Moreover, while spending time on this seemingly partisan project, Congress appeared not to be fulfilling its 2008 promise to fix the economy. In fact, only 10 percent of voters, according to 2010 exit polls, rated the economy positively. Anger at Washington was never clearer: 73 percent said they were angry or dissatisfied with the federal government and Congress, and according to Gallup, 77 percent of Americans disapproved of Congress. While it was the tea party that visibly led the revolt that year, it wasn’t rabid partisans that had the biggest impact. Voters with relatively weak party allegiances are the ones who tip the balance. In the 1994 House vote, independents swung 11 percentage points from the previous House election, in 2006, 15 percentage points, and in 2010, 12 percentage points.

At least until the failure of its health-care bill, the GOP appeared to be following the same pattern as other majorities with a president of their own party.

“We’re gonna come up with a new plan that’s going to be better health care for more people at a lesser cost,” Trump told ABC News in January about his plans to “repeal and replace” Obamacare. On the campaign trail, he pledged that there will be no cuts to Medicaid or Medicare. Yet the AHCA broke these pledges. Instead, the GOP tried to use its Washington dominance to fulfill long-held conservative desires such as cutting Medicaid and giving tax breaks to the wealthy. In fact, to win the support of the most conservative members of the Republican caucus, the GOP leadership added even larger cuts to benefits and higher tax cuts for those at the top. A Quinnipiac poll of voters last week found that 46 percent said that they were more likely not to vote for their member of Congress if their representative supported the AHCA.

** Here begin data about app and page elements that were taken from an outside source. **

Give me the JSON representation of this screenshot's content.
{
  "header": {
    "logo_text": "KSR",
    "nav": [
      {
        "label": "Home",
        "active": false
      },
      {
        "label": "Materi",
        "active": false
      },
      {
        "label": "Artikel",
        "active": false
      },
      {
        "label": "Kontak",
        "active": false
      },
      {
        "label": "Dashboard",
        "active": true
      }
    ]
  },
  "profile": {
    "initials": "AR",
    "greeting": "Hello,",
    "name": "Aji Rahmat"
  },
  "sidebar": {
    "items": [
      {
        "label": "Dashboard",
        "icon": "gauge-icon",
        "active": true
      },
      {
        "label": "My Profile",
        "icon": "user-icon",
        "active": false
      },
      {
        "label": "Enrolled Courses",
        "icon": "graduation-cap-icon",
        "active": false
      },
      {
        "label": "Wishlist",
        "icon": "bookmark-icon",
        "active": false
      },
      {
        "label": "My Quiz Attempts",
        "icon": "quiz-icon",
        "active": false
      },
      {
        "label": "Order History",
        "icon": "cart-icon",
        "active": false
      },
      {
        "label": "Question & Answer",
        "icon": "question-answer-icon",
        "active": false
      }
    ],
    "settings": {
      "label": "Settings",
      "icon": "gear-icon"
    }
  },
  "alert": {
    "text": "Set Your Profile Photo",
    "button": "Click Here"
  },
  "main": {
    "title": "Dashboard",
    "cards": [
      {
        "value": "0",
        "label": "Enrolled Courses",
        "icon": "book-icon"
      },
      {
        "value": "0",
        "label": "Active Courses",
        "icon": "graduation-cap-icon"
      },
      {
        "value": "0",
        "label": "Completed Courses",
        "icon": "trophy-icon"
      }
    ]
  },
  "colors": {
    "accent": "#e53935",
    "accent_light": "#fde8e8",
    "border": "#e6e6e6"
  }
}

Whether the Republicans — in Trump’s words — “move on” from health care now, the fate of their majority may depend less on whether they can get their members in line and more on whether they can resist the self-defeating temptations that come with one-party control. Based on other items at the top of their agenda, the answer may be no. The president’s proposed budget includes deep cuts that would directly affect his base — for example, the elimination of funding to programs that clean up the Great Lakes, support economic development in Appalachia, and provide financial aid to purchase heating oil in northern rural states. A coming tax revision bill undoubtedly will include more upper-income tax cuts. It’s not a stretch to envision the volatility of this era once again kicking in and, in 2018, kicking Republican members out.

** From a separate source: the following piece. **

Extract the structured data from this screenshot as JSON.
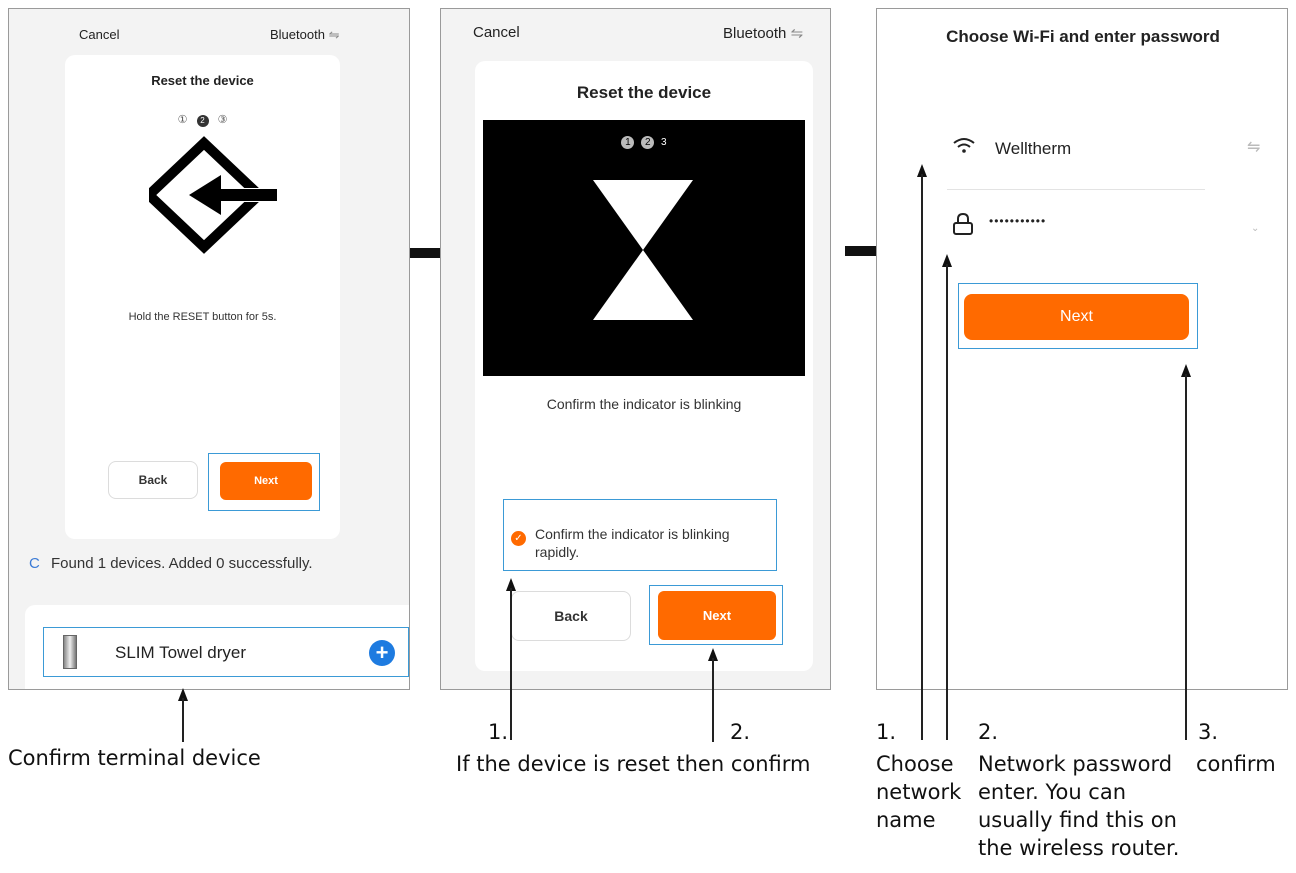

This does not mean that Democrats are assured a victory in two years’ time, but once you understand the volatility in our politics and how it affects the parties, the path to victory becomes clearer: continue to oppose new initiatives and remind voters in November that Republicans are not delivering for them.

In many ways, this paints a depressing picture of American politics. The vision of Congress soberly debating bills, negotiating in good faith, and compromising over details with each other and the president seems as distant as the Continental Congress. More often than not, there are few incentives for bipartisan cooperation. That’s why we should not be surprised at what does get produced: the deeply conservative budget Trump submitted, as well as the equally conservative health care bill he enthusiastically endorsed. Nor should we be surprised when calls for a “grand compromise” between Trump and Democrats on repairing the ACA — or even a bipartisan commission to offer fixes — fall on deaf ears.

For now, Democratic obstruction makes as much sense to the left as conservative policymaking does to the right. Until we have a president with the incentives and desire to defy his or her congressional majority and voters willing to reward it, this is the politics we’re stuck with.